o It is imperative that the service providers at CARE reflect and embody the many identities of the students they serve. Expanding the racial diversity of CARE staff will alleviate linguistic, racial, and cultural barriers survivors of color may experience when seeking out these important services.
o We demand a report of how and where the department recruits for potential advocate staff, specifically detailing how advocates of color are being engaged and connected to these job listings.
o Concerning future staff hirings, we demand that students of color be present and participate in all interviews and staff selections.
• CAPS (Counseling and Psychological Services)
o We appreciate the effort of CAPS in the hiring of Latinx identified staff, but for a population of our size at UCSB we demand to see more therapists that identify with our community and more targeted outreach when hiring.

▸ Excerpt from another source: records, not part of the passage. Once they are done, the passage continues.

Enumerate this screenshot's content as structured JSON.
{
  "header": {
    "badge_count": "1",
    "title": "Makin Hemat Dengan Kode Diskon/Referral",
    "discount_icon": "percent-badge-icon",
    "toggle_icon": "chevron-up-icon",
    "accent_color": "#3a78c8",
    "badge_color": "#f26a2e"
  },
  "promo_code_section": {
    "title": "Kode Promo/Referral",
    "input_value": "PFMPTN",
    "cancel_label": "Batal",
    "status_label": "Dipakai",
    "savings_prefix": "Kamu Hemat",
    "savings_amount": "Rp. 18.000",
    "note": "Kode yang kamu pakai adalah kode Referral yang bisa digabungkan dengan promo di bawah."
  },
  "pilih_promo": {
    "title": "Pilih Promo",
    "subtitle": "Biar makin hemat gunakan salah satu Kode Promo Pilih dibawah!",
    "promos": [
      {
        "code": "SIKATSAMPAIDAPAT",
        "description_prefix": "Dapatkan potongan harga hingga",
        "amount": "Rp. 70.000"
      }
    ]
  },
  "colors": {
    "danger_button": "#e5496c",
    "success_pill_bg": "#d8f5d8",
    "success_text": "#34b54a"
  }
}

o The university shall work to de-stigmatize and create awareness about mental health issues for Latinx students. In addition, the university will work with CAPS to expand awareness of resources related to mental health for the Latinx community.
Central American Department and Major –
• Establish a Central American Studies Department and major
o This department is to offer a curriculum that creates an appreciation and awareness of the history, people, and culture of the transnational identity of Central America; and furthermore empower the growing Central American community both on and off campus. o The department can be modeled after the Central American Studies Department at California State University Northridge, the first college campus to offer this type of curriculum in California.
o Professors who demonstrate the comprehension of the diverse cultures, ethnicities and experiences of the Central American community and Central American descent community are to be hired.
o A panel of undergraduate and graduate students who identify as Central American are to review the proposed plan and provide feedback.
Joseline Roselia Garcia- Associated Students, Student Advocate General, United States Student Association (USSA), National People of Color Student Coalition Chair
Idalia Robles De León
Teresa Campa – Associated Students Humyn Rights Board, Chair
Evelyn Diaz Sanchez- Associated Students Humyn Rights Board, Outreach Coordinator
Cassie Rubio- Associated Students Womxn’s Commission, Chair
Ongoing Petition- httdps://www.change.org/p/chancellor-henry-yang-vocerosreforms?recruiter=308498257&utm_source=share_for_starters&utm_medium=copyLink
As of press time, VOCEROS has met with Chancellor Henry Yang, who has agreed to work toward meeting some of these demands.